“If anything, we need more cold water, not less, if we expect to get the benefits of this large return,” said Zeke Grader, Vice-President of GGSA and Executive Director of the Pacific Coast Federation of Fishermen’s Associations. “The transfer of this water, needed by salmon, south this summer will have significant and devastating impact.”
Grader said Sacramento River’s fall-run Chinook salmon account for nearly 90 percent of California’s salmon catch in a typical year and provide upwards of 50 percent of Oregon’s ocean salmon harvest.
The once massive runs of Sacramento winter and spring run Chinook salmon, now protected under the Endangered Species Act, have declined dramatically over the past several decades due to the operation of the Delta pumps, upstream dam operations and loss of habitat.
Winter run could be decimated
The Sacramento winter run numbered 117,000 in 1969, but has dwindled to several thousand fish in recent years. Spawner escapement of endangered winter Chinook salmon in 2012 was estimated to be only 2,529 adults and 145 jacks.
Faced with a similar situation to this year in 2009, the National Marine Fisheries Service warned that 50 to 75 percent of that year’s winter run could be lost due to lethally hot water in the upper river, according to McManus.
“Very few progeny of the 2009 winter run survived,” said McManus. “Low winter run numbers in 2012 put the fish in further jeopardy and led to steep cuts in the ocean fishing season this year, even though fishing is not the cause of the winter run shortage.
McManus said winter run salmon faced another obstacle earlier in 2013 when over 300 were rescued from agricultural canals they mistakenly swam into near Williams. Officials estimate another 300 were never captured for relocation and will likely die in the canals without successfully spawning.
“Winter run salmon could be decimated this year,” said McManus. “We’re already concerned about what kind of return we’ll see in 2015 due to the drought conditions juvenile salmon faced trying to out migrate down the Sacramento River and through the delta earlier this year.
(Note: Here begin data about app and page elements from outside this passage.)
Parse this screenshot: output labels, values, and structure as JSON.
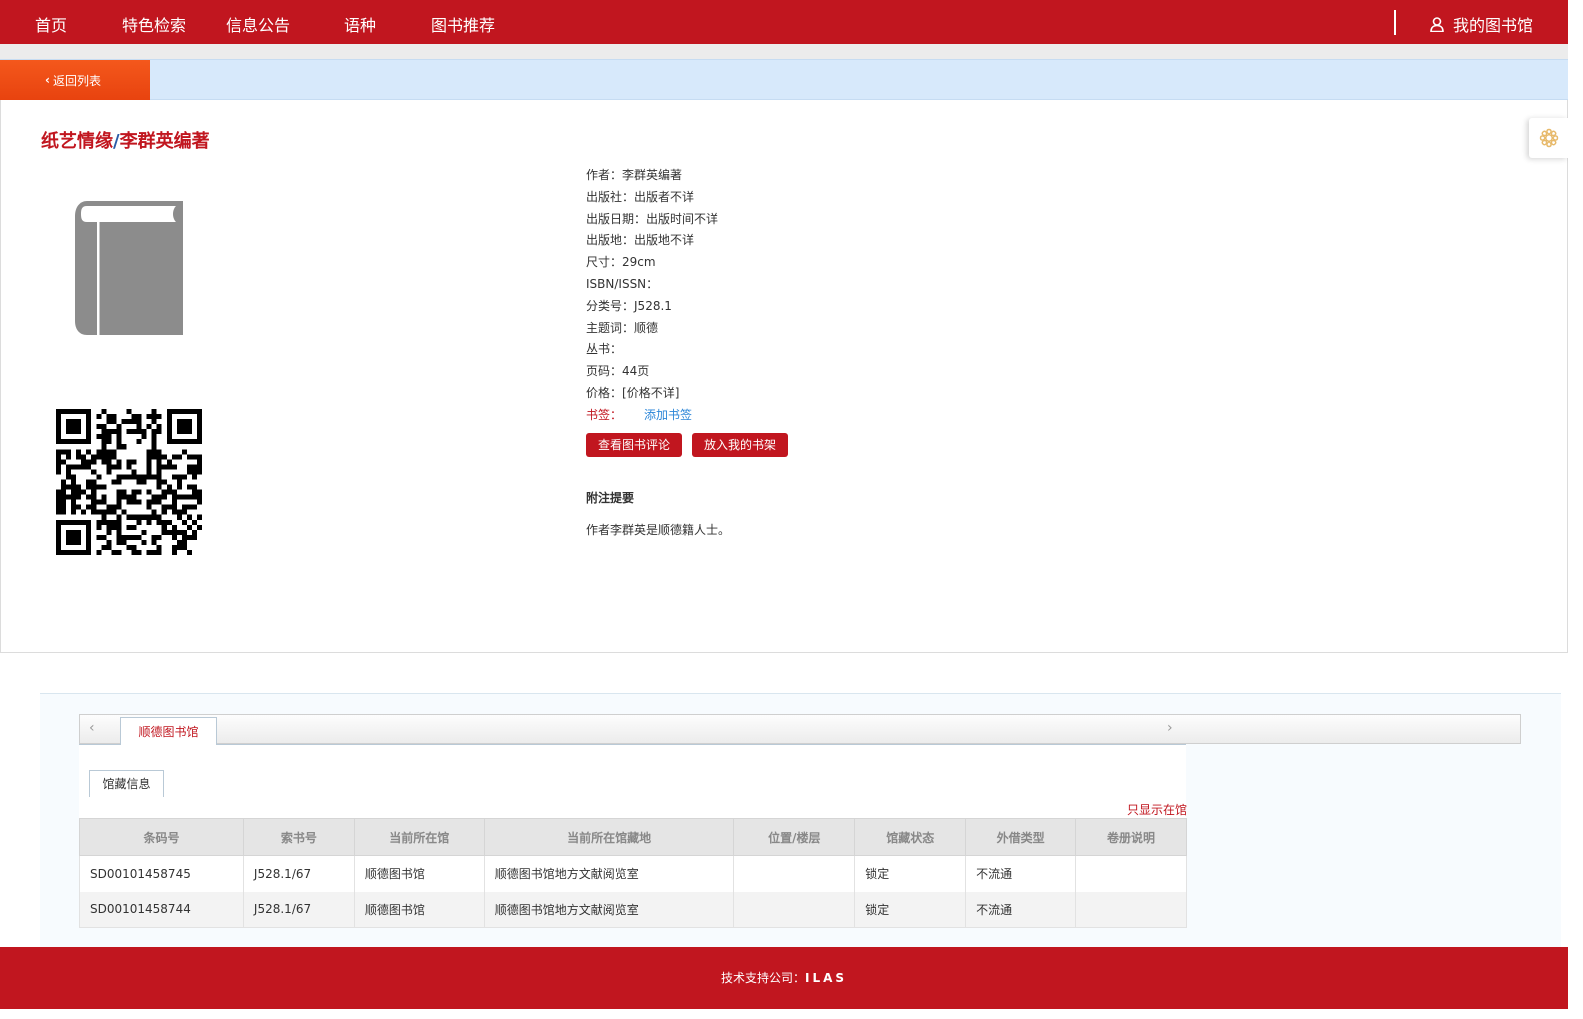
{
  "nav": {
    "items": [
      "首页",
      "特色检索",
      "信息公告",
      "语种",
      "图书推荐"
    ],
    "my_library": "我的图书馆"
  },
  "back_label": "返回列表",
  "book": {
    "title_main": "纸艺情缘",
    "title_slash": "/",
    "title_author": "李群英编著",
    "fields": [
      {
        "label": "作者：",
        "value": "李群英编著"
      },
      {
        "label": "出版社：",
        "value": "出版者不详"
      },
      {
        "label": "出版日期：",
        "value": "出版时间不详"
      },
      {
        "label": "出版地：",
        "value": "出版地不详"
      },
      {
        "label": "尺寸：",
        "value": "29cm"
      },
      {
        "label": "ISBN/ISSN：",
        "value": ""
      },
      {
        "label": "分类号：",
        "value": "J528.1"
      },
      {
        "label": "主题词：",
        "value": "顺德"
      },
      {
        "label": "丛书：",
        "value": ""
      },
      {
        "label": "页码：",
        "value": "44页"
      },
      {
        "label": "价格：",
        "value": "[价格不详]"
      }
    ],
    "bookmark_label": "书签：",
    "bookmark_link": "添加书签",
    "buttons": {
      "review": "查看图书评论",
      "shelf": "放入我的书架"
    },
    "notes_title": "附注提要",
    "notes_text": "作者李群英是顺德籍人士。"
  },
  "holdings": {
    "library_tab": "顺德图书馆",
    "sub_tab": "馆藏信息",
    "only_available": "只显示在馆",
    "columns": [
      "条码号",
      "索书号",
      "当前所在馆",
      "当前所在馆藏地",
      "位置/楼层",
      "馆藏状态",
      "外借类型",
      "卷册说明"
    ],
    "rows": [
      [
        "SD00101458745",
        "J528.1/67",
        "顺德图书馆",
        "顺德图书馆地方文献阅览室",
        "",
        "锁定",
        "不流通",
        ""
      ],
      [
        "SD00101458744",
        "J528.1/67",
        "顺德图书馆",
        "顺德图书馆地方文献阅览室",
        "",
        "锁定",
        "不流通",
        ""
      ]
    ]
  },
  "footer": {
    "label": "技术支持公司：",
    "brand": "ILAS"
  },
  "colors": {
    "primary": "#c1161f",
    "back_button": "#ee4c14",
    "link": "#2b86d8",
    "backbar": "#d7e9fb"
  },
  "icons": {
    "user": "user-icon",
    "book": "book-icon",
    "settings": "flower-settings-icon",
    "back": "chevron-left-icon"
  }
}
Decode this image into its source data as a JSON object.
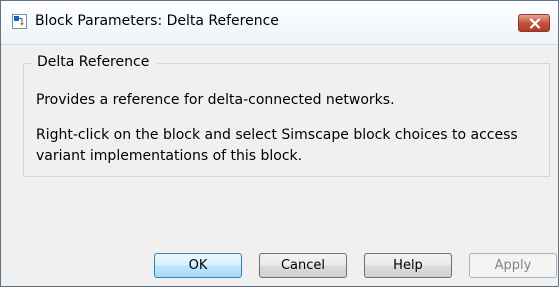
{
  "window": {
    "title": "Block Parameters: Delta Reference",
    "app_icon": "simulink-block-icon",
    "close_icon": "close-icon"
  },
  "group": {
    "legend": "Delta Reference",
    "description_line1": "Provides a reference for delta-connected networks.",
    "description_line2": "Right-click on the block and select Simscape block choices to access",
    "description_line3": "variant implementations of this block."
  },
  "buttons": {
    "ok": "OK",
    "cancel": "Cancel",
    "help": "Help",
    "apply": "Apply"
  },
  "colors": {
    "close_button": "#c3533d",
    "default_button_border": "#3c7fb1",
    "disabled_text": "#838383"
  }
}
We could see some real problems in the fishery a few years from now.”
Federal officials agree with fishing groups about the threat to salmon posed by warmer water temperatures, but nonetheless supported the relaxation of standards anyway to extend the cold water pool as long as possible.
Maria Rea, National Marine Fisheries Service Regional Supervisor, said, “We could have some serious temperature-related impacts on winter run this year.”
The dilemna facing salmon this year was created years of over-appropriation of water and bad water management – and can only be stopped when California comes to grips with the “paper water” that drives water policy.
“Solving California water problems has to come from the demand side, not from the supply side,” said Jennings. “If we had new reservoirs, they would be empty. We can pour all of the concrete we want, but we can’t pour rain.”
There is no doubt that Sacramento River winter, spring and fall run Chinook salmon are threatened by the relaxation of water standards on the upper river and the violation of water quality standards in the Bay-Delta Estuary in order to export massive quantities of water south of the Delta.
Meanwhile, the Brown and Obama administrations are fast-tracking the Bay Delta Conservation Plan to build the peripheral tunnels, a $54.1 billion boondoggle that will hasten the extinction of Sacramento River Chinook salmon, steelhead, Delta smelt, longfin smelt and other fish species.
Dan Bacher is an environmental journalist in Sacramento. He can be reached at: Dan Bacher firstname.lastname@example.org.